> **Exercise**: The answer should consist of each line from the data below that includes "build".

═════ Material provided

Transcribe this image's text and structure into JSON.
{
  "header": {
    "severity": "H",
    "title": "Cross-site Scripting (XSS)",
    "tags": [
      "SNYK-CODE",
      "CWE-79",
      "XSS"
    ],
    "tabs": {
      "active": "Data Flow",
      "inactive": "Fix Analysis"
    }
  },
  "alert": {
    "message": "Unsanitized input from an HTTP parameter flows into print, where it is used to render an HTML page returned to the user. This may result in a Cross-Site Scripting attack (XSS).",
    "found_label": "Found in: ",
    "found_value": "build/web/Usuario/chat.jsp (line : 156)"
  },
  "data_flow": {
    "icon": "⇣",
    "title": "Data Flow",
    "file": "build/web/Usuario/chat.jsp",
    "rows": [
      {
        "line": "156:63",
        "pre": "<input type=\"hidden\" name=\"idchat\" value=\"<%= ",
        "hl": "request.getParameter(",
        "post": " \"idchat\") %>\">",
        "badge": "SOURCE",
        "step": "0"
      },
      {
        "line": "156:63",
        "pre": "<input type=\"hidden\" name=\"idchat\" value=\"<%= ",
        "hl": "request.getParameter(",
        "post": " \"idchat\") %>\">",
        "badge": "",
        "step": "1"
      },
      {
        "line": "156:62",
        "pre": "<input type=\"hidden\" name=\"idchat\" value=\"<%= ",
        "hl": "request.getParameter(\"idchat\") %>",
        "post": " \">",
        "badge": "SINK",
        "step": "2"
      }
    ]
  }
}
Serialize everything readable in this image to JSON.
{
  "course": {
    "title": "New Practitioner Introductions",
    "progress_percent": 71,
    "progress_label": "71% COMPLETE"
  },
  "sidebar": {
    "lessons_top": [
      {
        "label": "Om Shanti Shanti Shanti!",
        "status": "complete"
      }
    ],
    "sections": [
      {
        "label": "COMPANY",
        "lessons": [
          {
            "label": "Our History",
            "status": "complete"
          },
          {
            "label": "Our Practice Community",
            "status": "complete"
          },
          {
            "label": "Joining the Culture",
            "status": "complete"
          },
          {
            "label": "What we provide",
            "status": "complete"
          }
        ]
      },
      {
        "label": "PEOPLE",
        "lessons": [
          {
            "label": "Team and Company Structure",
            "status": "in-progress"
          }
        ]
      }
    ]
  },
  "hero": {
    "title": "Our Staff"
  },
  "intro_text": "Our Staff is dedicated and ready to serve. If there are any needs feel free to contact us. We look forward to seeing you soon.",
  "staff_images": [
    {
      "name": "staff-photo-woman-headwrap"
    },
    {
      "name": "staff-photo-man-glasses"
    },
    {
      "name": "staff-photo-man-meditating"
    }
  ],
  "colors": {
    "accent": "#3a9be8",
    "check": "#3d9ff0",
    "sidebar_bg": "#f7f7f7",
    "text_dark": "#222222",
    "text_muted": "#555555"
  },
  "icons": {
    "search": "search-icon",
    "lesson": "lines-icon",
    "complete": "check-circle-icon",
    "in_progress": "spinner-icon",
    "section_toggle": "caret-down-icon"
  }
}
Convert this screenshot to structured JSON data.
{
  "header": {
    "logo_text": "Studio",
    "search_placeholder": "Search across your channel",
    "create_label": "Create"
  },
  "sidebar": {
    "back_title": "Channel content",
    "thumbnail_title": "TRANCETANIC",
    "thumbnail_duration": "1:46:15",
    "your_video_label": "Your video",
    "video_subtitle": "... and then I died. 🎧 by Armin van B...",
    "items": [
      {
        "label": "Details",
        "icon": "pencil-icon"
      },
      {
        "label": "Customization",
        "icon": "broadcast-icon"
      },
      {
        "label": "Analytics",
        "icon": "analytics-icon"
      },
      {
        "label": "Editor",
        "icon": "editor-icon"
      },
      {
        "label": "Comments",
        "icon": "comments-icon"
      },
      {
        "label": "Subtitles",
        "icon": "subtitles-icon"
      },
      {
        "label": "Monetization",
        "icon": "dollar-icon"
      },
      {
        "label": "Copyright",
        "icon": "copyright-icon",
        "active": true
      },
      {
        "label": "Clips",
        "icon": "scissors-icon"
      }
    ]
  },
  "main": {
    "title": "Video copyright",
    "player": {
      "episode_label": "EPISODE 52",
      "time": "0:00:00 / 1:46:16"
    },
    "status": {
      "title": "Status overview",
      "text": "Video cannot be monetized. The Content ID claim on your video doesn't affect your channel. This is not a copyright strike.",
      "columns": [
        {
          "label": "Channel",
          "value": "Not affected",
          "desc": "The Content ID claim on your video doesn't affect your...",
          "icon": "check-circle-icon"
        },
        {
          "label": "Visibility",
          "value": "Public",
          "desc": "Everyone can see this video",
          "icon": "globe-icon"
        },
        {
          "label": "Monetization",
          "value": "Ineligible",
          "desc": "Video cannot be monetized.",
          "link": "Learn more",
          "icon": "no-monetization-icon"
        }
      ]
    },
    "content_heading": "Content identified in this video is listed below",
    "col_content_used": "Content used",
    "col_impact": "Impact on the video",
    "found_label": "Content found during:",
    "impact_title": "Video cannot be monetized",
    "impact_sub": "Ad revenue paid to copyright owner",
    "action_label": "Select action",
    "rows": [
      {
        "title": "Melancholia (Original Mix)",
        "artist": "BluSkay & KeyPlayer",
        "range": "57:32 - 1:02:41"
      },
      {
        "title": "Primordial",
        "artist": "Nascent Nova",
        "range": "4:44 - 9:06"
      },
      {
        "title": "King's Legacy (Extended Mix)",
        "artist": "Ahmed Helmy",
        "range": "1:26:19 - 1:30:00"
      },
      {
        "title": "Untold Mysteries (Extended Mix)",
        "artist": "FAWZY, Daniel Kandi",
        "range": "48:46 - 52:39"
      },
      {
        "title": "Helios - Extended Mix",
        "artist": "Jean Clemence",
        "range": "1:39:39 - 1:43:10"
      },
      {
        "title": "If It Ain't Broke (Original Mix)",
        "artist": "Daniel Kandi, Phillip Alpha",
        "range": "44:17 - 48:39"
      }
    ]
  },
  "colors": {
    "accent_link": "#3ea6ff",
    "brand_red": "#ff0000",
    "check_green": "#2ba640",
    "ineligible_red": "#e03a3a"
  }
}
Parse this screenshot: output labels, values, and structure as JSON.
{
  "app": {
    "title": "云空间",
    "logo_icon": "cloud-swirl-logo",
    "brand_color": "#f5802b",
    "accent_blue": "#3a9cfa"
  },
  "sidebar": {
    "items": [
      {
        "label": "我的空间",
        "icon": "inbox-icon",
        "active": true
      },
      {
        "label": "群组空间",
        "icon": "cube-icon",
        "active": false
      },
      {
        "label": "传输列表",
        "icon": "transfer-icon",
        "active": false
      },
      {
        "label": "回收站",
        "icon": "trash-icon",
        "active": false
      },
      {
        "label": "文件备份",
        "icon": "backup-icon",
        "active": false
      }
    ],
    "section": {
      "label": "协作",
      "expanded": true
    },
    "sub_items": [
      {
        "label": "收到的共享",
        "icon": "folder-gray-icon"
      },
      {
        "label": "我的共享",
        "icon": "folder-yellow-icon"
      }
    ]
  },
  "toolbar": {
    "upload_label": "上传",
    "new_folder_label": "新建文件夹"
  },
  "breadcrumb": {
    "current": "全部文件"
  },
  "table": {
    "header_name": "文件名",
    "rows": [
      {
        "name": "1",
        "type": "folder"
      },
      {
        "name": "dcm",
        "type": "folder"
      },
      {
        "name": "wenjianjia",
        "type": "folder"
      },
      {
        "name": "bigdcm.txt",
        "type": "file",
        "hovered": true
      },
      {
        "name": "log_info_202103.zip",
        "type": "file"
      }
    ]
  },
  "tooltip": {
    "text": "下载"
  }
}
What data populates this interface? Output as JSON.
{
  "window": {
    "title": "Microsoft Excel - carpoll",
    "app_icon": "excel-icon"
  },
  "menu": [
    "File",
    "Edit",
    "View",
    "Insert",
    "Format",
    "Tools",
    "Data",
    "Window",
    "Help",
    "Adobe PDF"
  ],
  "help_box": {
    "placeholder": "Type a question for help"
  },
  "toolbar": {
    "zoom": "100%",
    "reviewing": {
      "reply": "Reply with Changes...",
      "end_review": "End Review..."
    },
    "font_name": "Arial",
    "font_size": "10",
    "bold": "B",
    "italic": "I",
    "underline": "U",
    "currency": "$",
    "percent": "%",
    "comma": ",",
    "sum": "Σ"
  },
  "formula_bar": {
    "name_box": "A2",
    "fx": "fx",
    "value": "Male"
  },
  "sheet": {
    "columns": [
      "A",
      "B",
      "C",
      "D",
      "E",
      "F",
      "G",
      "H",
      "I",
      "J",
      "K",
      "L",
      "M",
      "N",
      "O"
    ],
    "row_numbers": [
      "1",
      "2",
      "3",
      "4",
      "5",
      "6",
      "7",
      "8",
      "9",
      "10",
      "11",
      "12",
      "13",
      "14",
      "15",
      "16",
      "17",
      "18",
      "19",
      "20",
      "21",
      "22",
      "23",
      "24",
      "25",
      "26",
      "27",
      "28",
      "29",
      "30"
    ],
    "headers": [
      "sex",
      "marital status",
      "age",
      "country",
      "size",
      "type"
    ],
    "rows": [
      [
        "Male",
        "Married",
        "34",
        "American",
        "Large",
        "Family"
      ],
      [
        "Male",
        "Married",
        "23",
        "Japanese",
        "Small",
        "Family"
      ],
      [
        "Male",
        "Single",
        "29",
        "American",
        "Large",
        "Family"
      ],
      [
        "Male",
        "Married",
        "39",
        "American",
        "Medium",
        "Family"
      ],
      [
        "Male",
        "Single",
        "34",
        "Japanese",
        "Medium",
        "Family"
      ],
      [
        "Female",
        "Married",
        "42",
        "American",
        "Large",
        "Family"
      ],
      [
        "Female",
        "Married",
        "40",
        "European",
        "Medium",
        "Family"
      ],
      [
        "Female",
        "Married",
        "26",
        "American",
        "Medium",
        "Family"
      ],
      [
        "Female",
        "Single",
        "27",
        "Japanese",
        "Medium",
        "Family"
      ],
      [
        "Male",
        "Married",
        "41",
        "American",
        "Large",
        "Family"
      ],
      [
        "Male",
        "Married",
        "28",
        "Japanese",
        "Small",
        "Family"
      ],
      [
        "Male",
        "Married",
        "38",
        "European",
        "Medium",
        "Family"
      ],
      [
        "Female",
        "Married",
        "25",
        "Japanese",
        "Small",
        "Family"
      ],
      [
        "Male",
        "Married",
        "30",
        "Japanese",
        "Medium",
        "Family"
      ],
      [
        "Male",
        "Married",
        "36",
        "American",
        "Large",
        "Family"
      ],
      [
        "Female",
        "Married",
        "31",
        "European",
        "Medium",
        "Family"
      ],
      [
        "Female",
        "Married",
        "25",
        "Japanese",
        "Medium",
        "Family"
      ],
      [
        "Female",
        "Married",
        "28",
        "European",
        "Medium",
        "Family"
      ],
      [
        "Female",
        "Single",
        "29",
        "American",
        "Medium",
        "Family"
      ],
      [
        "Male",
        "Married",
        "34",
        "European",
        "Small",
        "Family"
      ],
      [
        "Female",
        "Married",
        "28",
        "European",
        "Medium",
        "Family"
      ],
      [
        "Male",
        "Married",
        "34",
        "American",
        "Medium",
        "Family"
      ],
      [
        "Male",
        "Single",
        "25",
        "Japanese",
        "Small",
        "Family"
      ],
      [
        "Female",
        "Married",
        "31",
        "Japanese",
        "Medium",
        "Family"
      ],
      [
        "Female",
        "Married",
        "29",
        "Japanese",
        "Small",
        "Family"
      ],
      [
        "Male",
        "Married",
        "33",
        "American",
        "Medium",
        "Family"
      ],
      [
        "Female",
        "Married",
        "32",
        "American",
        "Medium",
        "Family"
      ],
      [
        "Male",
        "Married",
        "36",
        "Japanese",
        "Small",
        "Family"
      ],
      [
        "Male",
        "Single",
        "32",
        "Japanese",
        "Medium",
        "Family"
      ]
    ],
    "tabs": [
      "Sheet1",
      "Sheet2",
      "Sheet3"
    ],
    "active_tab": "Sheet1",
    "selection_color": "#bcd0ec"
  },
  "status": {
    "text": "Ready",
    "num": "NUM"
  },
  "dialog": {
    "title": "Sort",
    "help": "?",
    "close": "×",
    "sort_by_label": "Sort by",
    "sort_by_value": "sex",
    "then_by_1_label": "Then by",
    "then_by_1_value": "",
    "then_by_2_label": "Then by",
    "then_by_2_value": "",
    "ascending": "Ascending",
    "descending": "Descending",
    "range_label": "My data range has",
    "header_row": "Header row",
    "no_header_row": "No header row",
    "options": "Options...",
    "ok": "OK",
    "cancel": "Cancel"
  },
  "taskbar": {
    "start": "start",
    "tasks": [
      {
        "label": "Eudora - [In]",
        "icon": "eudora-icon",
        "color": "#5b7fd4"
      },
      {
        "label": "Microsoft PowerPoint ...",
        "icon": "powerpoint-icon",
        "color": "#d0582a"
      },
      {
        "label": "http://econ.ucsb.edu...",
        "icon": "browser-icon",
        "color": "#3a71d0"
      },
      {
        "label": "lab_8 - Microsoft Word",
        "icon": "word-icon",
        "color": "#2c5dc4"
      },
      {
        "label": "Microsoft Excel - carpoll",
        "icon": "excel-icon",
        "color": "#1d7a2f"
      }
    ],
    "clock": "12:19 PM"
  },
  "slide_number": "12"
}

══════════

> **Result for this exercise**:
    "found_value": "build/web/Usuario/chat.jsp (line : 156)"
    "file": "build/web/Usuario/chat.jsp",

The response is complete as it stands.